Congress – The Drug and Medical Device Company Gift Disclosure Act (H.R. 3023) would require that drug and medical device manufacturers, distributors and packers to annually disclose to the public, through an FDA website, “ the value, nature and purpose of any… gift provided… to any covered health entity… in connection with detailing, promotional, or other marketing activities.” “Covered health entity” includes “any physician, nurse, therapist, hospital, nursing home, pharmacist, health benefit plan administrator ” or other entities that prescribe and dispense drugs. “Gift” includes “ any gift, fee, payment, subsidy, amenity, object, service, or other economic benefit ” of $50 or more. Although the legislation itself does not detail what information should be included in such public disclosures, the sponsor has made it clear in meetings with CMOR that he intends they include identifying information on doctors and other healthcare providers, so consumers can search on the web to easily discover who has been giving gifts to their providers, when and how much. CMOR is very concerned about H.R. 3023, both for its scope and its possibility of action (since two major Democratic leaders are co-sponsors). CMOR will be providing the sponsor with more extensive information in order to the value in protecting the interests of the Survey and Opinion Research Profession.

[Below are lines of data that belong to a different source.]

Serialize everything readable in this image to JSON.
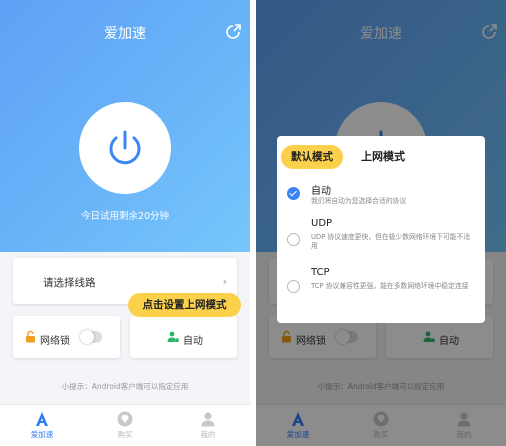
{
  "app": {
    "title": "爱加速"
  },
  "home": {
    "trial_text": "今日试用剩余20分钟",
    "route_label": "请选择线路",
    "net_lock_label": "网络锁",
    "mode_label": "自动",
    "tip": "小提示：Android客户端可以指定应用"
  },
  "tabs": [
    {
      "label": "爱加速",
      "icon": "a-logo-icon"
    },
    {
      "label": "购买",
      "icon": "diamond-icon"
    },
    {
      "label": "我的",
      "icon": "user-icon"
    }
  ],
  "callouts": {
    "left": "点击设置上网模式",
    "right": "默认模式"
  },
  "dialog": {
    "title": "上网模式",
    "options": [
      {
        "name": "自动",
        "desc": "我们将自动为您选择合适的协议",
        "checked": true
      },
      {
        "name": "UDP",
        "desc": "UDP 协议速度更快，但在极少数网络环境下可能不适用",
        "checked": false
      },
      {
        "name": "TCP",
        "desc": "TCP 协议兼容性更强，能在多数网络环境中稳定连接",
        "checked": false
      }
    ]
  },
  "colors": {
    "brand": "#2f7cf6",
    "callout": "#fbd04a",
    "gradient_start": "#5fa1f5",
    "gradient_end": "#76c6fb"
  }
}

Do Not Call
Texas has passed H.B. 143 into law. The new law includes text and graphic (including image) transmissions in the application of the Texas no-call list. The no-call list applies to solicitations and thus has no negative implications for the Survey and Opinion Research Profession.
Congress – The Senate Commerce Committee approved S. 781 on August 2, legislation to reauthorize the national Do Not Call Registry and make the funding mechanism permanent.
Although witnesses at a hearing on the bill on August 1 raised concerns about the number of inaccurate and irrelevant numbers on the Registry, it is unclear that the Federal Trade Commission intends to try to clean them up or that this legislation will encourage them to do so. Since legitimate survey and opinion research is outside the scope of (and is implicitly exempt from) the national Do Not Call Registry, this legislation would have no negative impact on the Profession.